Study: you can tell if someone is rich or poor by looking at their face

First impressions can tell you a lot about a person, and a new study says those first impressions include whether you're richer or poorer than average. The findings were made by researchers with the University of Toronto's Faculty of Arts and Science; they explain that the determination can be made simply by looking at someone's neutral face without any particular facial expression — in fact, making an expression like smiling eliminates the ability to make this determination.

The reason people are able to make this determination, according to researchers, is because the face will become 'etched' with signs of life-long experiences over time. This is called someone's expression habit, and it is likely to reveal the nature of one's life, or at least significant parts of it. Someone whose face has been shaped by happiness, for example, is more likely to be perceived as wealthy and that perception is frequently correct.

Researchers tested this by having volunteers look at photos of individuals who are making their neutral facial expression. When asked to guess the individual's socio-economic status, the volunteers were accurate approximately 53% of the time, a figure greater than what you'd get from guessing. Furthermore, the researchers found that these facial cues can be imprinted on someone's face by their late teens or early adulthood.

Though guessing someone's status in life based on their neutral facial expression is still inaccurate enough to make it relatively useless in practical usage, it could have a negative effect on that person's life. Someone who experiences hardship early in life, for example, may reveal glimpses of that hardship to others in the way their face has been 'etched,' resulting in negative life experiences. The study found that people whose faces indicate they may be wealthy are more likely to be hired than individuals whose faces indicate they may be poor.

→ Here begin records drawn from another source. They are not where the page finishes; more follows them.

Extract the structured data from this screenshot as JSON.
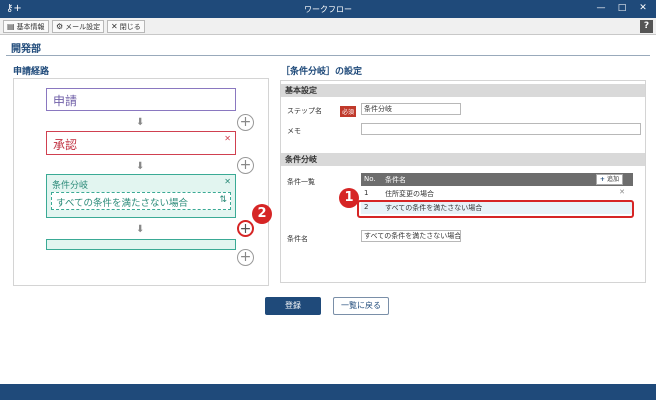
{
  "window": {
    "title": "ワークフロー",
    "app_icon": "key-icon"
  },
  "toolbar": {
    "basic_info": "基本情報",
    "mail_settings": "メール設定",
    "close": "閉じる",
    "help": "?"
  },
  "header": {
    "department": "開発部"
  },
  "route": {
    "title": "申請経路",
    "steps": [
      {
        "label": "申請"
      },
      {
        "label": "承認"
      },
      {
        "label": "条件分岐",
        "condition": "すべての条件を満たさない場合"
      }
    ]
  },
  "settings": {
    "title": "［条件分岐］の設定",
    "basic_header": "基本設定",
    "step_name_label": "ステップ名",
    "required_badge": "必須",
    "step_name_value": "条件分岐",
    "memo_label": "メモ",
    "memo_value": "",
    "cond_header": "条件分岐",
    "cond_list_label": "条件一覧",
    "table": {
      "col_no": "No.",
      "col_name": "条件名",
      "add": "追加",
      "rows": [
        {
          "no": "1",
          "name": "住所変更の場合"
        },
        {
          "no": "2",
          "name": "すべての条件を満たさない場合"
        }
      ]
    },
    "cond_name_label": "条件名",
    "cond_name_value": "すべての条件を満たさない場合"
  },
  "buttons": {
    "register": "登録",
    "back": "一覧に戻る"
  },
  "callouts": {
    "one": "1",
    "two": "2"
  },
  "colors": {
    "brand": "#1f4a7a",
    "highlight": "#d62525",
    "step_apply": "#8a78c0",
    "step_approve": "#d04050",
    "step_branch": "#3aaa95"
  }
}
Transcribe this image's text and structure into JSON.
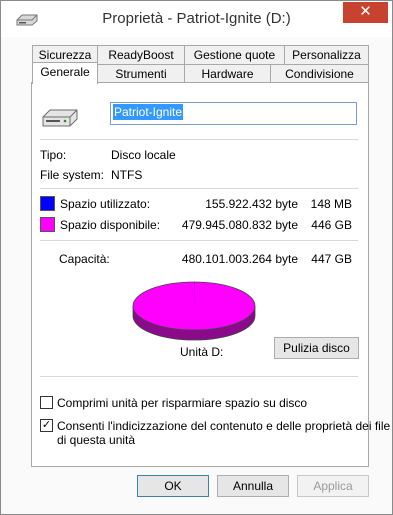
{
  "window": {
    "title": "Proprietà - Patriot-Ignite (D:)",
    "close_glyph": "✕"
  },
  "tabs": {
    "row1": [
      "Sicurezza",
      "ReadyBoost",
      "Gestione quote",
      "Personalizza"
    ],
    "row2": [
      "Generale",
      "Strumenti",
      "Hardware",
      "Condivisione"
    ],
    "active": "Generale"
  },
  "general": {
    "drive_name": "Patriot-Ignite",
    "type_label": "Tipo:",
    "type_value": "Disco locale",
    "fs_label": "File system:",
    "fs_value": "NTFS",
    "used_label": "Spazio utilizzato:",
    "used_bytes": "155.922.432 byte",
    "used_size": "148 MB",
    "free_label": "Spazio disponibile:",
    "free_bytes": "479.945.080.832 byte",
    "free_size": "446 GB",
    "capacity_label": "Capacità:",
    "capacity_bytes": "480.101.003.264 byte",
    "capacity_size": "447 GB",
    "drive_letter_label": "Unità D:",
    "cleanup_button": "Pulizia disco",
    "compress_label": "Comprimi unità per risparmiare spazio su disco",
    "compress_checked": false,
    "index_label_line1": "Consenti l'indicizzazione del contenuto e delle proprietà dei file",
    "index_label_line2": "di questa unità",
    "index_checked": true,
    "check_glyph": "✓"
  },
  "usage": {
    "used_fraction": 0.000325,
    "used_color": "#0000ff",
    "free_color": "#ff00ff",
    "free_shadow_color": "#8b0a8b"
  },
  "buttons": {
    "ok": "OK",
    "cancel": "Annulla",
    "apply": "Applica"
  },
  "icons": {
    "title": "drive-icon",
    "drive": "hard-drive-icon"
  }
}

The findings are interesting, but this isn't the first time we've seen a study indicating that biological states could change one's face in a way that negatively affects their life. For example, a study published in 2013 in Biology Letters found that women with high cortisol levels (the 'stress' hormone) were frequently rated as less attractive than women with lower cortisol levels, indicating that experiencing stress could change one's face in a way that makes them less appealing as a potential mate.

SOURCE: EurekAlert